Retype all of the data shown below, keeping every character the same.
[EXCERPTED RECORDS — start]
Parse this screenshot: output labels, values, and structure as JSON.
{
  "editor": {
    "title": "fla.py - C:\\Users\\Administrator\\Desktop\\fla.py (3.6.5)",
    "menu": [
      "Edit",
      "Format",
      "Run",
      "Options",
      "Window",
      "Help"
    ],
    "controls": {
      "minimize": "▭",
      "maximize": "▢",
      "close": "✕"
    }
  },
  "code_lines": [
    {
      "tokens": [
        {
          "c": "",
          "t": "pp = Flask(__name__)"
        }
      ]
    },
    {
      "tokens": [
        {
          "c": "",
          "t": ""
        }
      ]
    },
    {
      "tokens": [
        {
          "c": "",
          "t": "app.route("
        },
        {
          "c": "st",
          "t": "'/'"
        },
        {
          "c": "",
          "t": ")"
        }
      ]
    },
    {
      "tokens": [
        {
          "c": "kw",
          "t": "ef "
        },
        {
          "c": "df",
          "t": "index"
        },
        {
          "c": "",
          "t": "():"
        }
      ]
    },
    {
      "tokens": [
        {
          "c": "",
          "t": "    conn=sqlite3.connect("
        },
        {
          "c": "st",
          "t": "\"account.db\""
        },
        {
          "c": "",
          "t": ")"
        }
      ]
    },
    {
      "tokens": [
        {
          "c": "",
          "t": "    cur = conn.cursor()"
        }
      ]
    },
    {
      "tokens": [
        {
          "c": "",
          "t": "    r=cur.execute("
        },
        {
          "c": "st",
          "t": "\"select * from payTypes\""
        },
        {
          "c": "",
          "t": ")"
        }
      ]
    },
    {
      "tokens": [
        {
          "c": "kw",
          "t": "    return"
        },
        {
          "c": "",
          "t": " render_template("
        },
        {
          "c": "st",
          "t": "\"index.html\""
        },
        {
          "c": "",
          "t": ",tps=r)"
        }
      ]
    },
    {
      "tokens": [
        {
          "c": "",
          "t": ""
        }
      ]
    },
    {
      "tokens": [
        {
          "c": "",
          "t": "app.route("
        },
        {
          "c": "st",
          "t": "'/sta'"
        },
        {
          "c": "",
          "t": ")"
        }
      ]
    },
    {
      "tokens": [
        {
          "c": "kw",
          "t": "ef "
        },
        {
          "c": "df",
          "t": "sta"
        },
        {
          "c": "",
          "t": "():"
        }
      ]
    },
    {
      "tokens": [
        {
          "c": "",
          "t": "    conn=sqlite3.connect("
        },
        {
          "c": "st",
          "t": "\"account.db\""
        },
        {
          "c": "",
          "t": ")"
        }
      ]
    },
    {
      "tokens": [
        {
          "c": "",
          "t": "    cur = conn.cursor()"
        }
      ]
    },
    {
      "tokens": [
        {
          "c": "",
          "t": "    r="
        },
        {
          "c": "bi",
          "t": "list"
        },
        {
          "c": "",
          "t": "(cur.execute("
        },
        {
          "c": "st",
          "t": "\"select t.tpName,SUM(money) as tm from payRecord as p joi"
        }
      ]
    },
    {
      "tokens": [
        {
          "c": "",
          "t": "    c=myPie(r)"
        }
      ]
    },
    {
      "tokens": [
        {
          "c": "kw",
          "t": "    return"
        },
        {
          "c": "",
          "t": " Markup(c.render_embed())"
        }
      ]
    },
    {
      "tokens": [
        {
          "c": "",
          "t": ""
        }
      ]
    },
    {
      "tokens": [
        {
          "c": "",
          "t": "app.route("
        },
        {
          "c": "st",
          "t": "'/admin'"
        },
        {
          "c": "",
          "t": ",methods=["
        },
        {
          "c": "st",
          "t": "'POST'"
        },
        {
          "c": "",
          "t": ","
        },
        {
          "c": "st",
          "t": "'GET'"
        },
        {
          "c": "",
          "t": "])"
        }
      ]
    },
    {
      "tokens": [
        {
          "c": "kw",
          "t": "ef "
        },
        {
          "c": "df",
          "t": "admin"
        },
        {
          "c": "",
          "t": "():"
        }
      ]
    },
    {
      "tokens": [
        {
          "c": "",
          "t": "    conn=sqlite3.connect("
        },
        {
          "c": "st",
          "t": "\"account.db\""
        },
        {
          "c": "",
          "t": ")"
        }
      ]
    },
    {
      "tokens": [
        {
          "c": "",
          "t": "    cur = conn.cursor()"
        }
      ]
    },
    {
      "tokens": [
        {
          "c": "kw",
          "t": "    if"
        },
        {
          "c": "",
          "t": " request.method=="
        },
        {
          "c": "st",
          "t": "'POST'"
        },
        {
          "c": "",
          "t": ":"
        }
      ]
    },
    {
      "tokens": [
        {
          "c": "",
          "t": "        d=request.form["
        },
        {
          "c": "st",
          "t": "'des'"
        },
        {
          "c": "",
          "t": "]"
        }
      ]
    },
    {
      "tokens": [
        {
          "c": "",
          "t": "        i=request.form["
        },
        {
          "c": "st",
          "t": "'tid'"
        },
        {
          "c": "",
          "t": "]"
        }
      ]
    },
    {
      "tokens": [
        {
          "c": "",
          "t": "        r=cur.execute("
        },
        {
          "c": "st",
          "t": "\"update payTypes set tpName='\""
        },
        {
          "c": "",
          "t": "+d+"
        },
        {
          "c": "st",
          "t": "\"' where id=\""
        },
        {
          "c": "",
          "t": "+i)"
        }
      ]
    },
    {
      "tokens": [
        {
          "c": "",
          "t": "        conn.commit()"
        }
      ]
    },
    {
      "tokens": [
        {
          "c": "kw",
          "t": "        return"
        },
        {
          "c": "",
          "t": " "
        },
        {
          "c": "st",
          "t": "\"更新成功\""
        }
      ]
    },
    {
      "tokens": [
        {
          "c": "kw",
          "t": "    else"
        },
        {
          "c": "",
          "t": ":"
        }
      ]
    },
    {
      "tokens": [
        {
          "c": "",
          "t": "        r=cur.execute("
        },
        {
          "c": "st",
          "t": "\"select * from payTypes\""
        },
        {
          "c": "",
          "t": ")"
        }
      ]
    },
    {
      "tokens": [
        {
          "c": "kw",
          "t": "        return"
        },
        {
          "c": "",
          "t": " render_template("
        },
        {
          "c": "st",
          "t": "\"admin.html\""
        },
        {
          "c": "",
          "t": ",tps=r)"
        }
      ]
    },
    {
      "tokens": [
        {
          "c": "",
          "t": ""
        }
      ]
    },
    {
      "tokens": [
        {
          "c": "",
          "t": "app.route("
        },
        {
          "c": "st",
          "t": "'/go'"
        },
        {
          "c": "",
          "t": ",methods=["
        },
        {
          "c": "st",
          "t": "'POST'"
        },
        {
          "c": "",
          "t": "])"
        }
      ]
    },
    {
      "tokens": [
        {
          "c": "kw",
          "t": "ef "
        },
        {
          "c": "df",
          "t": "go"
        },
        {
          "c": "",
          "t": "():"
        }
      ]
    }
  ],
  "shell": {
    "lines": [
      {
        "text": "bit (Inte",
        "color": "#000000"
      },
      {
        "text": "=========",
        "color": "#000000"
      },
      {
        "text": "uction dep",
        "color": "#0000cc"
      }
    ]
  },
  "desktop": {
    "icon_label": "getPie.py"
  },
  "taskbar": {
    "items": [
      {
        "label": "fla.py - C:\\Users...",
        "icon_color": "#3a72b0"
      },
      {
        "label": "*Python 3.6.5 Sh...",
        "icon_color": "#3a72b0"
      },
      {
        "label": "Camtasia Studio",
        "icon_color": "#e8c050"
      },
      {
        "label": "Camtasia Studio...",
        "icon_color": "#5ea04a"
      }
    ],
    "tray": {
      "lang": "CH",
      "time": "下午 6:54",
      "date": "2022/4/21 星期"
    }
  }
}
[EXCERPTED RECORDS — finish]
◆ REPLY TO THE EXERCISE
Parse this screenshot: output labels, values, and structure as JSON.
{
  "editor": {
    "title": "fla.py - C:\\Users\\Administrator\\Desktop\\fla.py (3.6.5)",
    "menu": [
      "Edit",
      "Format",
      "Run",
      "Options",
      "Window",
      "Help"
    ],
    "controls": {
      "minimize": "▭",
      "maximize": "▢",
      "close": "✕"
    }
  },
  "code_lines": [
    {
      "tokens": [
        {
          "c": "",
          "t": "pp = Flask(__name__)"
        }
      ]
    },
    {
      "tokens": [
        {
          "c": "",
          "t": ""
        }
      ]
    },
    {
      "tokens": [
        {
          "c": "",
          "t": "app.route("
        },
        {
          "c": "st",
          "t": "'/'"
        },
        {
          "c": "",
          "t": ")"
        }
      ]
    },
    {
      "tokens": [
        {
          "c": "kw",
          "t": "ef "
        },
        {
          "c": "df",
          "t": "index"
        },
        {
          "c": "",
          "t": "():"
        }
      ]
    },
    {
      "tokens": [
        {
          "c": "",
          "t": "    conn=sqlite3.connect("
        },
        {
          "c": "st",
          "t": "\"account.db\""
        },
        {
          "c": "",
          "t": ")"
        }
      ]
    },
    {
      "tokens": [
        {
          "c": "",
          "t": "    cur = conn.cursor()"
        }
      ]
    },
    {
      "tokens": [
        {
          "c": "",
          "t": "    r=cur.execute("
        },
        {
          "c": "st",
          "t": "\"select * from payTypes\""
        },
        {
          "c": "",
          "t": ")"
        }
      ]
    },
    {
      "tokens": [
        {
          "c": "kw",
          "t": "    return"
        },
        {
          "c": "",
          "t": " render_template("
        },
        {
          "c": "st",
          "t": "\"index.html\""
        },
        {
          "c": "",
          "t": ",tps=r)"
        }
      ]
    },
    {
      "tokens": [
        {
          "c": "",
          "t": ""
        }
      ]
    },
    {
      "tokens": [
        {
          "c": "",
          "t": "app.route("
        },
        {
          "c": "st",
          "t": "'/sta'"
        },
        {
          "c": "",
          "t": ")"
        }
      ]
    },
    {
      "tokens": [
        {
          "c": "kw",
          "t": "ef "
        },
        {
          "c": "df",
          "t": "sta"
        },
        {
          "c": "",
          "t": "():"
        }
      ]
    },
    {
      "tokens": [
        {
          "c": "",
          "t": "    conn=sqlite3.connect("
        },
        {
          "c": "st",
          "t": "\"account.db\""
        },
        {
          "c": "",
          "t": ")"
        }
      ]
    },
    {
      "tokens": [
        {
          "c": "",
          "t": "    cur = conn.cursor()"
        }
      ]
    },
    {
      "tokens": [
        {
          "c": "",
          "t": "    r="
        },
        {
          "c": "bi",
          "t": "list"
        },
        {
          "c": "",
          "t": "(cur.execute("
        },
        {
          "c": "st",
          "t": "\"select t.tpName,SUM(money) as tm from payRecord as p joi"
        }
      ]
    },
    {
      "tokens": [
        {
          "c": "",
          "t": "    c=myPie(r)"
        }
      ]
    },
    {
      "tokens": [
        {
          "c": "kw",
          "t": "    return"
        },
        {
          "c": "",
          "t": " Markup(c.render_embed())"
        }
      ]
    },
    {
      "tokens": [
        {
          "c": "",
          "t": ""
        }
      ]
    },
    {
      "tokens": [
        {
          "c": "",
          "t": "app.route("
        },
        {
          "c": "st",
          "t": "'/admin'"
        },
        {
          "c": "",
          "t": ",methods=["
        },
        {
          "c": "st",
          "t": "'POST'"
        },
        {
          "c": "",
          "t": ","
        },
        {
          "c": "st",
          "t": "'GET'"
        },
        {
          "c": "",
          "t": "])"
        }
      ]
    },
    {
      "tokens": [
        {
          "c": "kw",
          "t": "ef "
        },
        {
          "c": "df",
          "t": "admin"
        },
        {
          "c": "",
          "t": "():"
        }
      ]
    },
    {
      "tokens": [
        {
          "c": "",
          "t": "    conn=sqlite3.connect("
        },
        {
          "c": "st",
          "t": "\"account.db\""
        },
        {
          "c": "",
          "t": ")"
        }
      ]
    },
    {
      "tokens": [
        {
          "c": "",
          "t": "    cur = conn.cursor()"
        }
      ]
    },
    {
      "tokens": [
        {
          "c": "kw",
          "t": "    if"
        },
        {
          "c": "",
          "t": " request.method=="
        },
        {
          "c": "st",
          "t": "'POST'"
        },
        {
          "c": "",
          "t": ":"
        }
      ]
    },
    {
      "tokens": [
        {
          "c": "",
          "t": "        d=request.form["
        },
        {
          "c": "st",
          "t": "'des'"
        },
        {
          "c": "",
          "t": "]"
        }
      ]
    },
    {
      "tokens": [
        {
          "c": "",
          "t": "        i=request.form["
        },
        {
          "c": "st",
          "t": "'tid'"
        },
        {
          "c": "",
          "t": "]"
        }
      ]
    },
    {
      "tokens": [
        {
          "c": "",
          "t": "        r=cur.execute("
        },
        {
          "c": "st",
          "t": "\"update payTypes set tpName='\""
        },
        {
          "c": "",
          "t": "+d+"
        },
        {
          "c": "st",
          "t": "\"' where id=\""
        },
        {
          "c": "",
          "t": "+i)"
        }
      ]
    },
    {
      "tokens": [
        {
          "c": "",
          "t": "        conn.commit()"
        }
      ]
    },
    {
      "tokens": [
        {
          "c": "kw",
          "t": "        return"
        },
        {
          "c": "",
          "t": " "
        },
        {
          "c": "st",
          "t": "\"更新成功\""
        }
      ]
    },
    {
      "tokens": [
        {
          "c": "kw",
          "t": "    else"
        },
        {
          "c": "",
          "t": ":"
        }
      ]
    },
    {
      "tokens": [
        {
          "c": "",
          "t": "        r=cur.execute("
        },
        {
          "c": "st",
          "t": "\"select * from payTypes\""
        },
        {
          "c": "",
          "t": ")"
        }
      ]
    },
    {
      "tokens": [
        {
          "c": "kw",
          "t": "        return"
        },
        {
          "c": "",
          "t": " render_template("
        },
        {
          "c": "st",
          "t": "\"admin.html\""
        },
        {
          "c": "",
          "t": ",tps=r)"
        }
      ]
    },
    {
      "tokens": [
        {
          "c": "",
          "t": ""
        }
      ]
    },
    {
      "tokens": [
        {
          "c": "",
          "t": "app.route("
        },
        {
          "c": "st",
          "t": "'/go'"
        },
        {
          "c": "",
          "t": ",methods=["
        },
        {
          "c": "st",
          "t": "'POST'"
        },
        {
          "c": "",
          "t": "])"
        }
      ]
    },
    {
      "tokens": [
        {
          "c": "kw",
          "t": "ef "
        },
        {
          "c": "df",
          "t": "go"
        },
        {
          "c": "",
          "t": "():"
        }
      ]
    }
  ],
  "shell": {
    "lines": [
      {
        "text": "bit (Inte",
        "color": "#000000"
      },
      {
        "text": "=========",
        "color": "#000000"
      },
      {
        "text": "uction dep",
        "color": "#0000cc"
      }
    ]
  },
  "desktop": {
    "icon_label": "getPie.py"
  },
  "taskbar": {
    "items": [
      {
        "label": "fla.py - C:\\Users...",
        "icon_color": "#3a72b0"
      },
      {
        "label": "*Python 3.6.5 Sh...",
        "icon_color": "#3a72b0"
      },
      {
        "label": "Camtasia Studio",
        "icon_color": "#e8c050"
      },
      {
        "label": "Camtasia Studio...",
        "icon_color": "#5ea04a"
      }
    ],
    "tray": {
      "lang": "CH",
      "time": "下午 6:54",
      "date": "2022/4/21 星期"
    }
  }
}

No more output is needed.